- [Exercise goal]: Print out all of the data below, keeping it identical to the original.

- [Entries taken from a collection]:
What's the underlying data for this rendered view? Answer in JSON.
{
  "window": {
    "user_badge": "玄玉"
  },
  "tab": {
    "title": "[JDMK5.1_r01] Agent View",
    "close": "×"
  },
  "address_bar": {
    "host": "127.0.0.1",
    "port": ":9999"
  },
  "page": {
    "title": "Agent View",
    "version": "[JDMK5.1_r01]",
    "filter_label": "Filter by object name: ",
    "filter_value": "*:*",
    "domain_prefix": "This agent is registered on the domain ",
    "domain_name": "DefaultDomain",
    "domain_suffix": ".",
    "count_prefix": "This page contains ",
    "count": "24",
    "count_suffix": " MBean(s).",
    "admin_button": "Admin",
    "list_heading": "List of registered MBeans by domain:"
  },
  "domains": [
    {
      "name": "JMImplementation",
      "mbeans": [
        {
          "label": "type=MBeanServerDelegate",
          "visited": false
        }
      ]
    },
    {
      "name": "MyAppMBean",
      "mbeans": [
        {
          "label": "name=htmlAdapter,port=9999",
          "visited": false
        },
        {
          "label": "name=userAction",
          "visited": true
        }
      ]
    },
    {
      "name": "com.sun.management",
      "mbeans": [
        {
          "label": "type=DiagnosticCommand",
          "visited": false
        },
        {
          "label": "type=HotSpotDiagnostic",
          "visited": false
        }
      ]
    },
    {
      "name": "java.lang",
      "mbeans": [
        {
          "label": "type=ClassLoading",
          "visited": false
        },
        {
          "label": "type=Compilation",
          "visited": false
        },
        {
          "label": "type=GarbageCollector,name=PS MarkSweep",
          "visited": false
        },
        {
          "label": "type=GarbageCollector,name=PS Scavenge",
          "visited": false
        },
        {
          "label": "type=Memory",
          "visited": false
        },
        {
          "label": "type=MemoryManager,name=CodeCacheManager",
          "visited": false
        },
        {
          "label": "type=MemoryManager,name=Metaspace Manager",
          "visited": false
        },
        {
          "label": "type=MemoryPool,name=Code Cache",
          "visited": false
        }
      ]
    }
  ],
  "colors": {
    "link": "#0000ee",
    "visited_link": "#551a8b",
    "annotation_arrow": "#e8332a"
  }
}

- [Output]:
What's the underlying data for this rendered view? Answer in JSON.
{
  "window": {
    "user_badge": "玄玉"
  },
  "tab": {
    "title": "[JDMK5.1_r01] Agent View",
    "close": "×"
  },
  "address_bar": {
    "host": "127.0.0.1",
    "port": ":9999"
  },
  "page": {
    "title": "Agent View",
    "version": "[JDMK5.1_r01]",
    "filter_label": "Filter by object name: ",
    "filter_value": "*:*",
    "domain_prefix": "This agent is registered on the domain ",
    "domain_name": "DefaultDomain",
    "domain_suffix": ".",
    "count_prefix": "This page contains ",
    "count": "24",
    "count_suffix": " MBean(s).",
    "admin_button": "Admin",
    "list_heading": "List of registered MBeans by domain:"
  },
  "domains": [
    {
      "name": "JMImplementation",
      "mbeans": [
        {
          "label": "type=MBeanServerDelegate",
          "visited": false
        }
      ]
    },
    {
      "name": "MyAppMBean",
      "mbeans": [
        {
          "label": "name=htmlAdapter,port=9999",
          "visited": false
        },
        {
          "label": "name=userAction",
          "visited": true
        }
      ]
    },
    {
      "name": "com.sun.management",
      "mbeans": [
        {
          "label": "type=DiagnosticCommand",
          "visited": false
        },
        {
          "label": "type=HotSpotDiagnostic",
          "visited": false
        }
      ]
    },
    {
      "name": "java.lang",
      "mbeans": [
        {
          "label": "type=ClassLoading",
          "visited": false
        },
        {
          "label": "type=Compilation",
          "visited": false
        },
        {
          "label": "type=GarbageCollector,name=PS MarkSweep",
          "visited": false
        },
        {
          "label": "type=GarbageCollector,name=PS Scavenge",
          "visited": false
        },
        {
          "label": "type=Memory",
          "visited": false
        },
        {
          "label": "type=MemoryManager,name=CodeCacheManager",
          "visited": false
        },
        {
          "label": "type=MemoryManager,name=Metaspace Manager",
          "visited": false
        },
        {
          "label": "type=MemoryPool,name=Code Cache",
          "visited": false
        }
      ]
    }
  ],
  "colors": {
    "link": "#0000ee",
    "visited_link": "#551a8b",
    "annotation_arrow": "#e8332a"
  }
}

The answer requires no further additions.